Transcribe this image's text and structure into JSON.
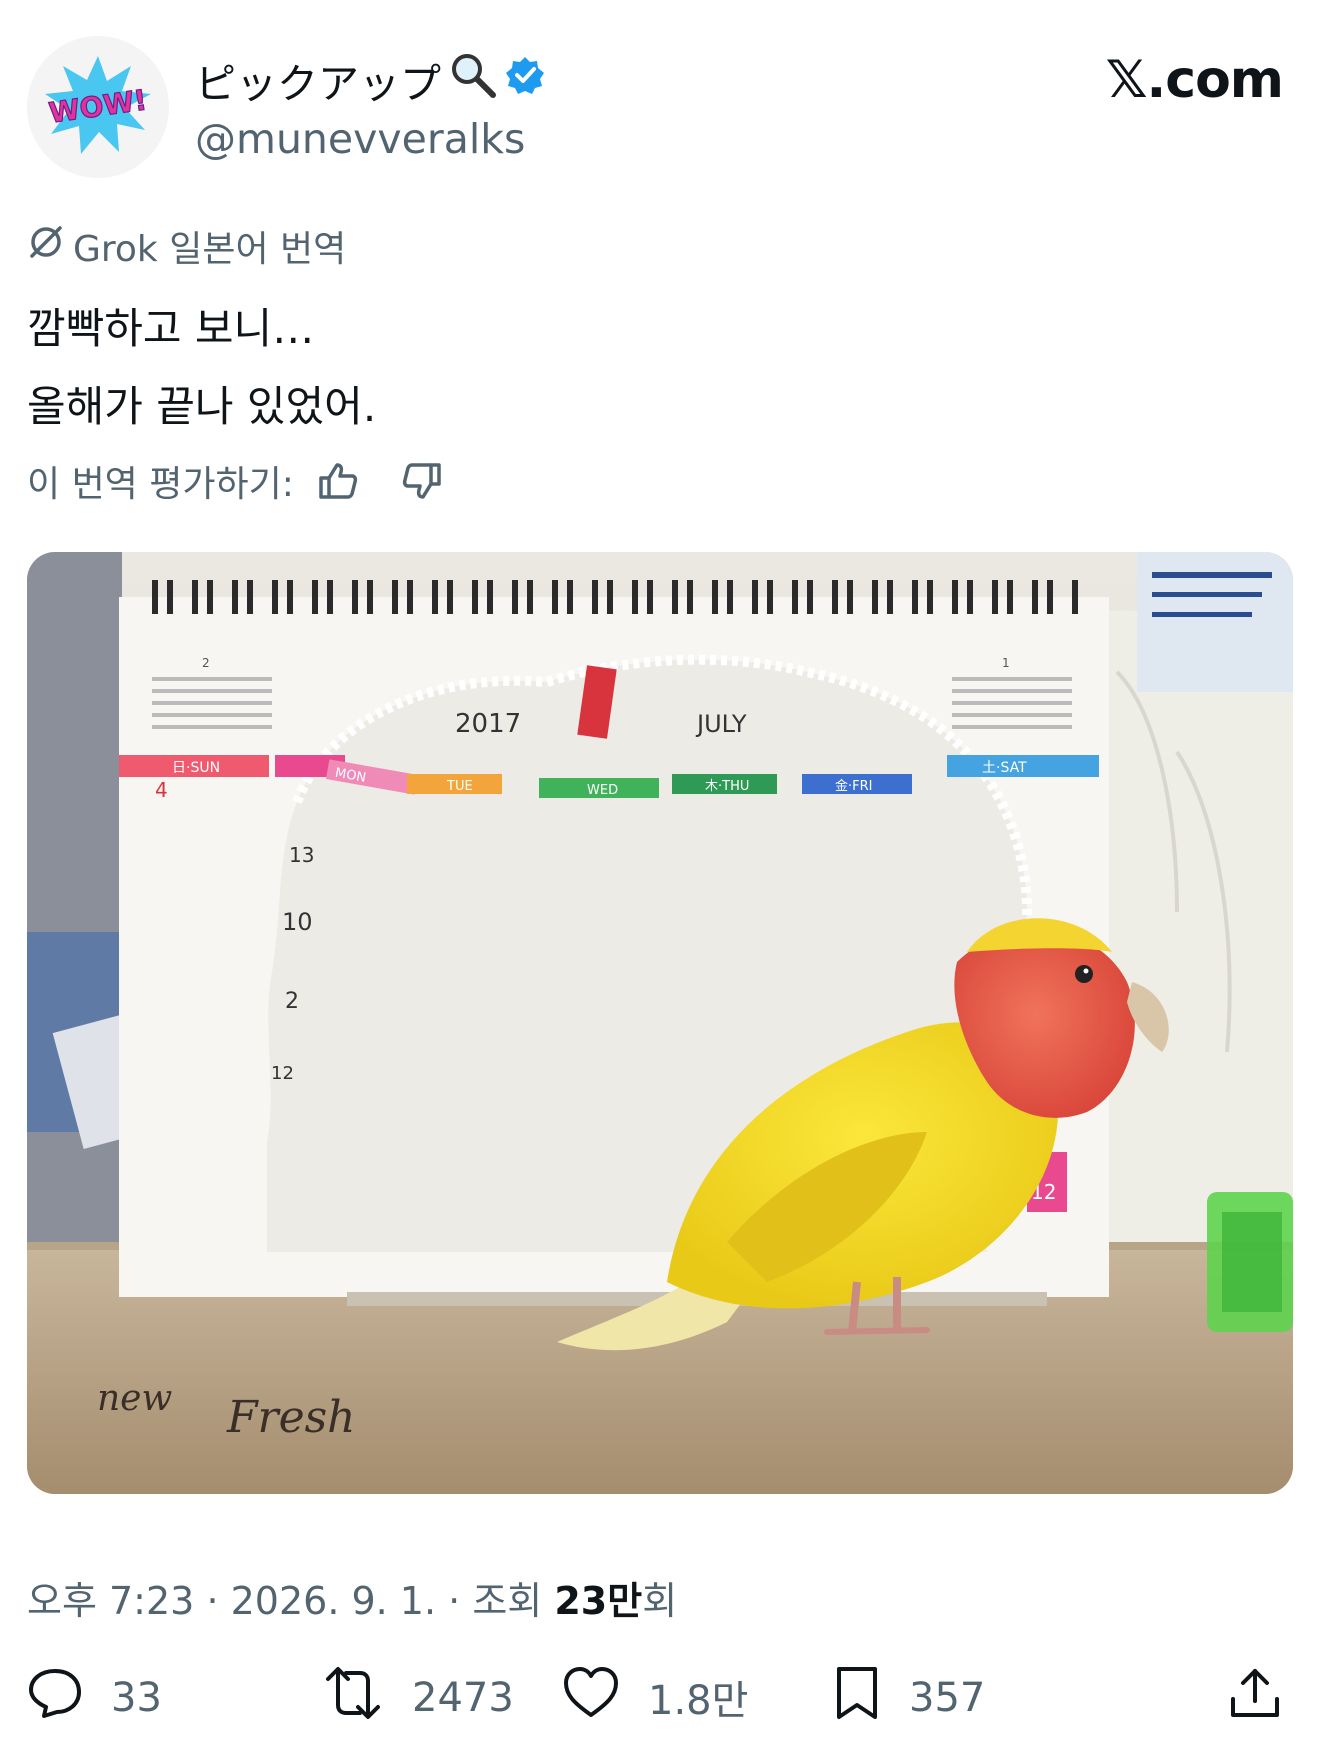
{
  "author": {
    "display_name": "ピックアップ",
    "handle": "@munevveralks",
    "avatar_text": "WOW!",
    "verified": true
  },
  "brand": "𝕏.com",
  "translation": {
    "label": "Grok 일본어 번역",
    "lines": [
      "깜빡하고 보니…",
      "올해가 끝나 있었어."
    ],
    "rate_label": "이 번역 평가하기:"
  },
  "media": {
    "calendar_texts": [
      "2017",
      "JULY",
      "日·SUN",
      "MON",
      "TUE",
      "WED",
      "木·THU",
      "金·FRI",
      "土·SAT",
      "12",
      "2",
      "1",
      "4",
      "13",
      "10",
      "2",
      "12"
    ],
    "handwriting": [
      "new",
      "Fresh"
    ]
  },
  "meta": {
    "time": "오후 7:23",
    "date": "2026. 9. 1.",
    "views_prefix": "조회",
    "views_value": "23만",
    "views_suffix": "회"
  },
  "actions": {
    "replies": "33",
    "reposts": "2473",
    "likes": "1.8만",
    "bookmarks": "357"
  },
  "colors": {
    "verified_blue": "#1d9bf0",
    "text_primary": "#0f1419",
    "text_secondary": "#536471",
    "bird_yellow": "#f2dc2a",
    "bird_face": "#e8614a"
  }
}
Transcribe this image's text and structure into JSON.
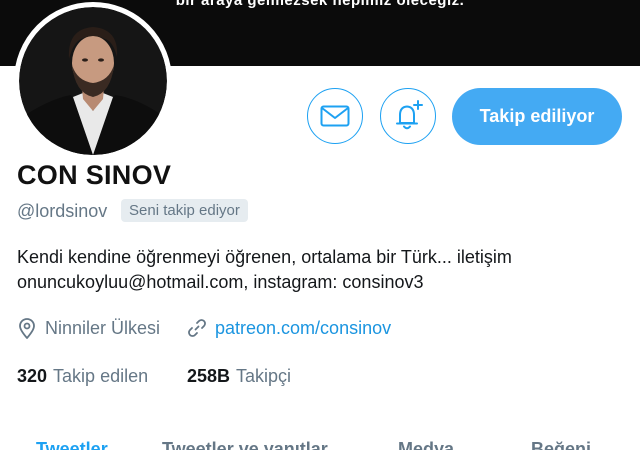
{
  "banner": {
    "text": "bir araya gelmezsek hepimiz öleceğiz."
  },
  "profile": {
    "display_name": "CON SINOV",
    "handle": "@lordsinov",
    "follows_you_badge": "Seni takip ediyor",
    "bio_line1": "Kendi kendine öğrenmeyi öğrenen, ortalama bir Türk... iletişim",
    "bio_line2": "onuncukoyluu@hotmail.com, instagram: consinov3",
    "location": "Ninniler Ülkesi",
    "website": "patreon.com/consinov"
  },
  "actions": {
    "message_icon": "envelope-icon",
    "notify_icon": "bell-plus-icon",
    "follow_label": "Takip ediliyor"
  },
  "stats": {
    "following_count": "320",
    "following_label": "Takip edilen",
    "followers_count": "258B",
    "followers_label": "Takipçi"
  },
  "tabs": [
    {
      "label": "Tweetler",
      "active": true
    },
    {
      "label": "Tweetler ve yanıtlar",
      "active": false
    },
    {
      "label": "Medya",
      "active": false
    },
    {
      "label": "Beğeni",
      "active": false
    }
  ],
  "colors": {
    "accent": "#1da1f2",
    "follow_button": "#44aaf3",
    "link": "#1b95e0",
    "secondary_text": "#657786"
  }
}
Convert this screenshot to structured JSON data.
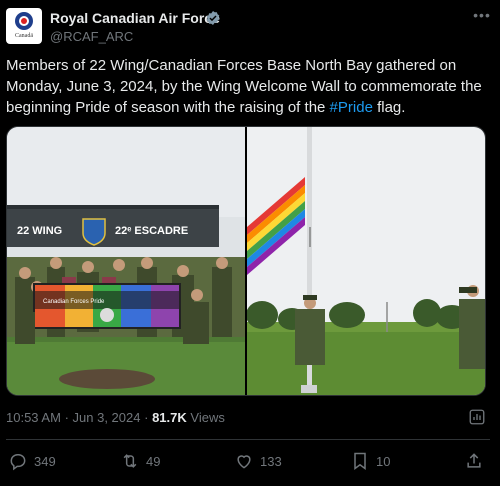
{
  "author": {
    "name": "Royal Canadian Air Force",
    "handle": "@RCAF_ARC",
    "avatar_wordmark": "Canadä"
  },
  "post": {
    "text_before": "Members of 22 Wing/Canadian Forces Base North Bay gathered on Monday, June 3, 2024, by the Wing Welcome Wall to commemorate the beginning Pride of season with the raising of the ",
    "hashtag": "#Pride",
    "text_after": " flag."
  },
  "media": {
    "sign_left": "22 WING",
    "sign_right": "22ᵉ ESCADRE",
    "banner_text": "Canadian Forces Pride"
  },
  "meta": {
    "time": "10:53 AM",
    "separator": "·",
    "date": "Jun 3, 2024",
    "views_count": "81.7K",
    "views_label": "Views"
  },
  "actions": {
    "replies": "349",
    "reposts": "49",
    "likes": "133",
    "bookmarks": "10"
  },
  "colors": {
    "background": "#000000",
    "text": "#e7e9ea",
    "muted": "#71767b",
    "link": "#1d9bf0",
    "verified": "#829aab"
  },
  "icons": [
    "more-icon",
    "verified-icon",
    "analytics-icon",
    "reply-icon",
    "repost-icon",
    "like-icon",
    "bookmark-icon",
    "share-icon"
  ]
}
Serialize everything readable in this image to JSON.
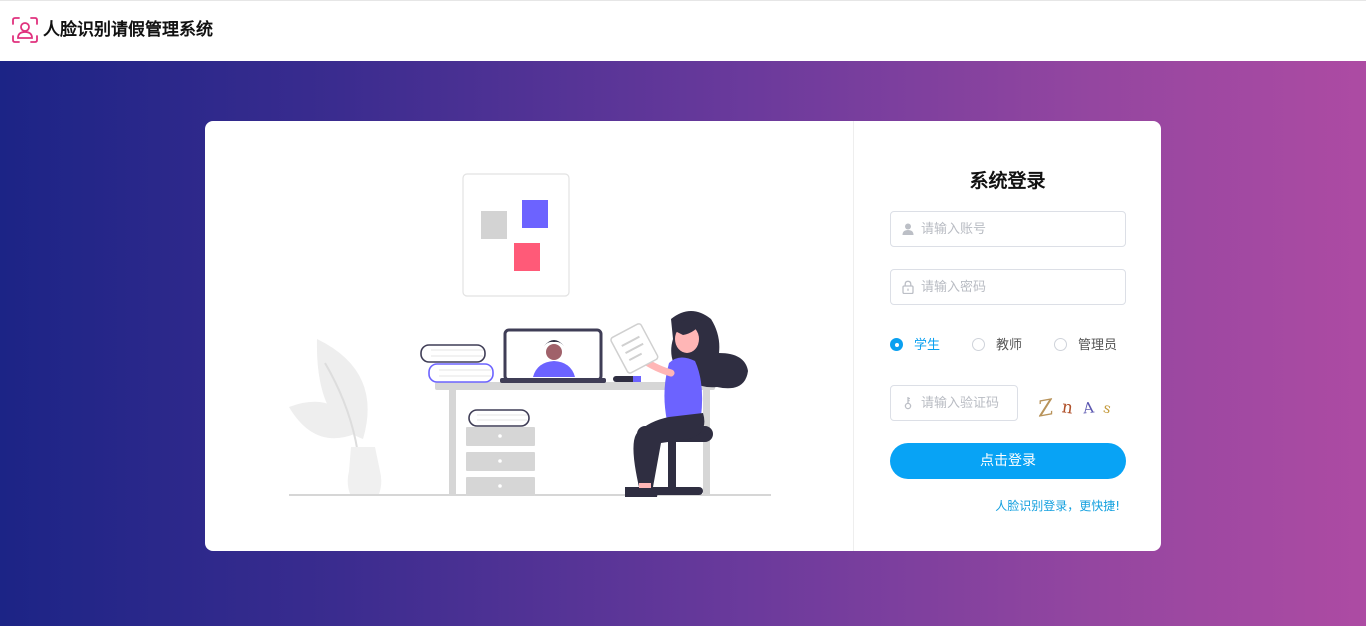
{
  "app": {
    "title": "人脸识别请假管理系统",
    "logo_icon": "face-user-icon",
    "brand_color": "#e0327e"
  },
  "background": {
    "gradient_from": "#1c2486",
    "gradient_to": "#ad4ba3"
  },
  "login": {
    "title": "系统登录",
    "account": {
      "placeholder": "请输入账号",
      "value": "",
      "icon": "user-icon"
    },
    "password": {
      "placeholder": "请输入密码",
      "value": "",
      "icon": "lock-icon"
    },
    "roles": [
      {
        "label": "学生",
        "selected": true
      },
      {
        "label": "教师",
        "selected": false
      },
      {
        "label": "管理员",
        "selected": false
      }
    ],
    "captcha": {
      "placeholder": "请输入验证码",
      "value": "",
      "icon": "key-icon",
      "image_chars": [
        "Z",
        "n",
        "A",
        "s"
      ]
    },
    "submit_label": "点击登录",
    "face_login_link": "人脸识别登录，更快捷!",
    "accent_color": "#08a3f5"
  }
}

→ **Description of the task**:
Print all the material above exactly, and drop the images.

→ **Task answer**:
Transcribe this image's text and structure into JSON.
{
  "author": {
    "display_name": "ピックアップ",
    "handle": "@munevveralks",
    "avatar_text": "WOW!",
    "verified": true
  },
  "brand": "𝕏.com",
  "translation": {
    "label": "Grok 일본어 번역",
    "lines": [
      "깜빡하고 보니…",
      "올해가 끝나 있었어."
    ],
    "rate_label": "이 번역 평가하기:"
  },
  "media": {
    "calendar_texts": [
      "2017",
      "JULY",
      "日·SUN",
      "MON",
      "TUE",
      "WED",
      "木·THU",
      "金·FRI",
      "土·SAT",
      "12",
      "2",
      "1",
      "4",
      "13",
      "10",
      "2",
      "12"
    ],
    "handwriting": [
      "new",
      "Fresh"
    ]
  },
  "meta": {
    "time": "오후 7:23",
    "date": "2026. 9. 1.",
    "views_prefix": "조회",
    "views_value": "23만",
    "views_suffix": "회"
  },
  "actions": {
    "replies": "33",
    "reposts": "2473",
    "likes": "1.8만",
    "bookmarks": "357"
  },
  "colors": {
    "verified_blue": "#1d9bf0",
    "text_primary": "#0f1419",
    "text_secondary": "#536471",
    "bird_yellow": "#f2dc2a",
    "bird_face": "#e8614a"
  }
}
Transcribe this image's text and structure into JSON.
{
  "banner": {
    "text": "bir araya gelmezsek hepimiz öleceğiz."
  },
  "profile": {
    "display_name": "CON SINOV",
    "handle": "@lordsinov",
    "follows_you_badge": "Seni takip ediyor",
    "bio_line1": "Kendi kendine öğrenmeyi öğrenen, ortalama bir Türk... iletişim",
    "bio_line2": "onuncukoyluu@hotmail.com, instagram: consinov3",
    "location": "Ninniler Ülkesi",
    "website": "patreon.com/consinov"
  },
  "actions": {
    "message_icon": "envelope-icon",
    "notify_icon": "bell-plus-icon",
    "follow_label": "Takip ediliyor"
  },
  "stats": {
    "following_count": "320",
    "following_label": "Takip edilen",
    "followers_count": "258B",
    "followers_label": "Takipçi"
  },
  "tabs": [
    {
      "label": "Tweetler",
      "active": true
    },
    {
      "label": "Tweetler ve yanıtlar",
      "active": false
    },
    {
      "label": "Medya",
      "active": false
    },
    {
      "label": "Beğeni",
      "active": false
    }
  ],
  "colors": {
    "accent": "#1da1f2",
    "follow_button": "#44aaf3",
    "link": "#1b95e0",
    "secondary_text": "#657786"
  }
}
Convert this screenshot to structured JSON data.
{
  "author": {
    "name": "Royal Canadian Air Force",
    "handle": "@RCAF_ARC",
    "avatar_wordmark": "Canadä"
  },
  "post": {
    "text_before": "Members of 22 Wing/Canadian Forces Base North Bay gathered on Monday, June 3, 2024, by the Wing Welcome Wall to commemorate the beginning Pride of season with the raising of the ",
    "hashtag": "#Pride",
    "text_after": " flag."
  },
  "media": {
    "sign_left": "22 WING",
    "sign_right": "22ᵉ ESCADRE",
    "banner_text": "Canadian Forces Pride"
  },
  "meta": {
    "time": "10:53 AM",
    "separator": "·",
    "date": "Jun 3, 2024",
    "views_count": "81.7K",
    "views_label": "Views"
  },
  "actions": {
    "replies": "349",
    "reposts": "49",
    "likes": "133",
    "bookmarks": "10"
  },
  "colors": {
    "background": "#000000",
    "text": "#e7e9ea",
    "muted": "#71767b",
    "link": "#1d9bf0",
    "verified": "#829aab"
  },
  "icons": [
    "more-icon",
    "verified-icon",
    "analytics-icon",
    "reply-icon",
    "repost-icon",
    "like-icon",
    "bookmark-icon",
    "share-icon"
  ]
}
Serialize everything readable in this image to JSON.
{
  "app": {
    "title": "人脸识别请假管理系统",
    "logo_icon": "face-user-icon",
    "brand_color": "#e0327e"
  },
  "background": {
    "gradient_from": "#1c2486",
    "gradient_to": "#ad4ba3"
  },
  "login": {
    "title": "系统登录",
    "account": {
      "placeholder": "请输入账号",
      "value": "",
      "icon": "user-icon"
    },
    "password": {
      "placeholder": "请输入密码",
      "value": "",
      "icon": "lock-icon"
    },
    "roles": [
      {
        "label": "学生",
        "selected": true
      },
      {
        "label": "教师",
        "selected": false
      },
      {
        "label": "管理员",
        "selected": false
      }
    ],
    "captcha": {
      "placeholder": "请输入验证码",
      "value": "",
      "icon": "key-icon",
      "image_chars": [
        "Z",
        "n",
        "A",
        "s"
      ]
    },
    "submit_label": "点击登录",
    "face_login_link": "人脸识别登录，更快捷!",
    "accent_color": "#08a3f5"
  }
}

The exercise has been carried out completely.